Instagram isn’t liable for copyright infringement because it provides embedding tools that allow third-party websites to retrieve and display copyrighted photos, according to a recent appellate decision. The Ninth Circuit Court of Appeals based its decision in Hunley v. Instagram on the fact that the third-parties’ servers never make copies of the photos during the embedding process. This is known as the “server test” for intermediary infringer liability.
The underlying case involved two photographers, Alexis Hunley and Matthew Scott Brauer, who sued Instagram for indirect copyright infringement. Indirect infringement liability first requires a direct infringer. The photographers claimed that third-parties, here Time and Buzzfeed News, who inserted Instagram embedding tool language in their own websites directly infringed because the Time and Buzzfeed websites displayed the photographers’ photos in response to the embedding tools’ instructions.
“Embedding” is where a website creator inserts HTML code into its website that instructs user browsers to go to an identified host site, like Instagram, retrieve an image available at a designated address, and then display it (generally seamlessly and nearly instantly) on the creator’s own website. For example, here Time published an article entitled “These Photographers are Covering the Presidential Campaign on Instagram.” As part of the Time-authored article, a photo from Brauer’s Instagram account was displayed because Time included Instagram embedding instructions in its own website code that “cause[d] Brauer’s Instagram post to appear on Time’s website alongside Time’s own content.” But Time “never stored or made a copy of Brauer’s photo” during the process.

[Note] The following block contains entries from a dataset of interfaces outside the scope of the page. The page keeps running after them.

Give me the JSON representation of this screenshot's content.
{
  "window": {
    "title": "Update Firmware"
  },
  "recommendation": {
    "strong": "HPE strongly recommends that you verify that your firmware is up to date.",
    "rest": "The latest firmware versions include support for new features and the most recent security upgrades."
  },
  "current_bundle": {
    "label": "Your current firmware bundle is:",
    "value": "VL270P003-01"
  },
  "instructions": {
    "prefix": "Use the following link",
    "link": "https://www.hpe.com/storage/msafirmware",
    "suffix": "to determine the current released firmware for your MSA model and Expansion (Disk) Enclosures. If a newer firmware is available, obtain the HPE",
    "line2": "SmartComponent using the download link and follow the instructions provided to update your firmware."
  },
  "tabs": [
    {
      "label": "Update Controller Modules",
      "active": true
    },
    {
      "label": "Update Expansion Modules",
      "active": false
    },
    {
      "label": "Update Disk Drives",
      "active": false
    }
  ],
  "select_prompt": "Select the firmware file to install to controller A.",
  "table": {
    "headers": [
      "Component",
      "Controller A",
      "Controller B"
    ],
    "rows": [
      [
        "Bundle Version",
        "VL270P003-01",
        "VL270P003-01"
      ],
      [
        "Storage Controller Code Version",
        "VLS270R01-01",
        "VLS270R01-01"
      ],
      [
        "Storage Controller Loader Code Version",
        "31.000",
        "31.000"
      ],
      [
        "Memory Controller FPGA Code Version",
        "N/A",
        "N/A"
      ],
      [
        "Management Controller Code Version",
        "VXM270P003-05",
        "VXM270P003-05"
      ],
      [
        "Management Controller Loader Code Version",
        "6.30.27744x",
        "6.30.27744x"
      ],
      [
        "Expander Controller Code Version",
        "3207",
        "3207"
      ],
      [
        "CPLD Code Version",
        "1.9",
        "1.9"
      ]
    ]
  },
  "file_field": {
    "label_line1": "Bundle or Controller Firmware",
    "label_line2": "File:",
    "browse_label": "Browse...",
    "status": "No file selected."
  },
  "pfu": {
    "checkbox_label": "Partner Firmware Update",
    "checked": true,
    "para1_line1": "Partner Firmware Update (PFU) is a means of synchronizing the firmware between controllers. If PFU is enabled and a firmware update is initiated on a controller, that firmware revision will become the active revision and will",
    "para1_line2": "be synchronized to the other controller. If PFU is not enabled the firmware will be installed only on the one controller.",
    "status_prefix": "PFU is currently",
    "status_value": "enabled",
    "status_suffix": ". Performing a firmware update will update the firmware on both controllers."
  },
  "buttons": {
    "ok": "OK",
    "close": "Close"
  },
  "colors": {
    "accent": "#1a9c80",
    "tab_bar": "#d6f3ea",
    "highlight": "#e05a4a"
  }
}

The trial court dismissed the photographers’ claims after it applied the Ninth Circuit’s “server test,” also known as the Perfect 10 case, which was developed in a case involving search engines that crawled the Internet and returned results, including embedded full-sized images from third-party websites and thumbnail images of photos that its crawlers located. Under the “server test,” the Ninth Circuit found search engines were not direct infringers because they never made a copy of the crawled photos during the search and display process.
Applying the server test here, the trial court found that Time and Buzzfeed did not infringe the photographers’ exclusive display rights because “they do not store the images and videos, they do not ‘fix’ the copyrighted work in any ‘tangible medium of expression.’” In other words, they are not direct infringers because they do not display “copies” of the copyrighted work. And because Time and Buzzfeed were not direct infringers, Instagram was not an indirect infringer.
On appeal, the photographers argued the server test: (1) is limited to search engines; (2) should be abandoned because it conflicts with the Copyright Act; and (3) was overruled by a 2014 Supreme Court case, American Broadcasting Co. v. Aereo. The Ninth Circuit quickly addressed the first two points, finding that it repeatedly applied the server test to factual situations not involving search engines, and that only an opinion by the full Ninth Circuit could reverse the original Perfect 10 three-judge panel’s opinion.
Finally, the court rejected the photographers’ arguments that Aereo overruled Perfect 10. According to the court, Aereo involved the public performance right under the Copyright Act, which does not require a copy, whereas Perfect 10 involved the Act’s display right, specifically, the meaning of a public “display” of a copy in the electronic context. According to the court, “Perfect 10 still forecloses liability … because it answered a predicate question: whether embedding constitutes ‘display’ of a ‘copy.’”
With its decision, the Ninth Circuit reaffirmed the “server test” as its governing standard for embedding claims, but only in their “current technological format.” The court noted that the photographers’ statutory language and policy arguments were “serious and well argued.” Anyone interested in this topic should monitor future court decisions to see if other courts adopt different interpretations, such as those provided by several Southern District of New York opinions that have rejected the server test in particular situations.
Mike Nepple is a partner in Thompson Coburn's Intellectual Property practice group.